WomenClinic #5 is implementing Alternative Rites of Passage. Female Genital Mutilation has for long been seen as a rite of passage. Promoters of the practice argue that when a girl undergoes  Genital Mutilation, she is ready for marriage because she is a woman, even when she is as young as 10.   #WomenClinic #5 is helping end this rite of passage tradition. They are leading communities to brainstorm and develop alternative rite of passage.  A full day of traditional music, dance, drama and celebration is slowly being appreciated as an alternative rite of passage. Why cut girls and women when just full day of drama is enough to show they are grown up? Women of Clinic #5 ask communities to describe what it means to grow. Through these discussions, the women are helping communities understand how horrific Female Genital Mutilation is and are working to end child marriages.

The #WomenClinics are important because they are empowering women to take charge of their lives and bring to their communities the change they need. We are seeing women directly taking part in shaping their lives instead of being passive recipients.

What has been the most challenging part of this work? The most rewarding?

The most challenging part of this work has been trying to strike a balance between cultures that are valued so dearly by communities and our work that is sometimes seen as trying to reshape cultures.  Some communities that we work are hostile to change that might alter men’s positions in society. For example, men are hostile to projects that seek to advance women’s access to land, education, maternal health and are the leading promoters of Female genital Mutilation

However, despite the challenges, we are working to strengthen women’s involvement in shaping their destiny. For example, through our Barefoot Grannies model, we have been able to inspire, mentor and train women to be drivers of the change they need. In some communities, women we work with have inspired fellow women and men as well.

How can we follow and support your work?

Women of the five #WomenClinics want to see small-ideas  take off. They need everyone to support their work and campaign.  Please    Back #WomenClinics 30 days Indiegogo campaign through this link

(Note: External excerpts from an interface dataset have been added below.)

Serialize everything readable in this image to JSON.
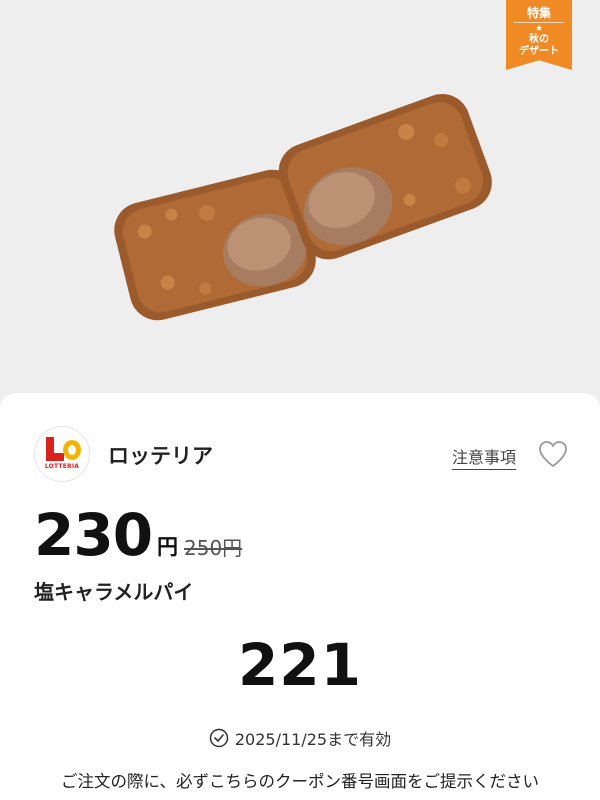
{
  "badge": {
    "top": "特集",
    "star": "★",
    "bottom_line1": "秋の",
    "bottom_line2": "デザート"
  },
  "brand": {
    "name": "ロッテリア",
    "logo_text": "LOTTERIA"
  },
  "links": {
    "notes": "注意事項"
  },
  "icons": {
    "favorite": "heart-icon",
    "clock": "clock-icon"
  },
  "price": {
    "current": "230",
    "unit": "円",
    "original": "250円"
  },
  "product": {
    "name": "塩キャラメルパイ"
  },
  "coupon": {
    "code": "221",
    "validity": "2025/11/25まで有効"
  },
  "notice": "ご注文の際に、必ずこちらのクーポン番号画面をご提示ください",
  "colors": {
    "accent": "#f08a24",
    "brand_red": "#d9231c",
    "brand_yellow": "#f4b400"
  }
}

We also want the voices of our women to be heard by the most influential women  of our time, and with your help we hope they will be. So tell the world about the #WomenClinics - share, tweet, blog, basically spread the word about their story in any way you can.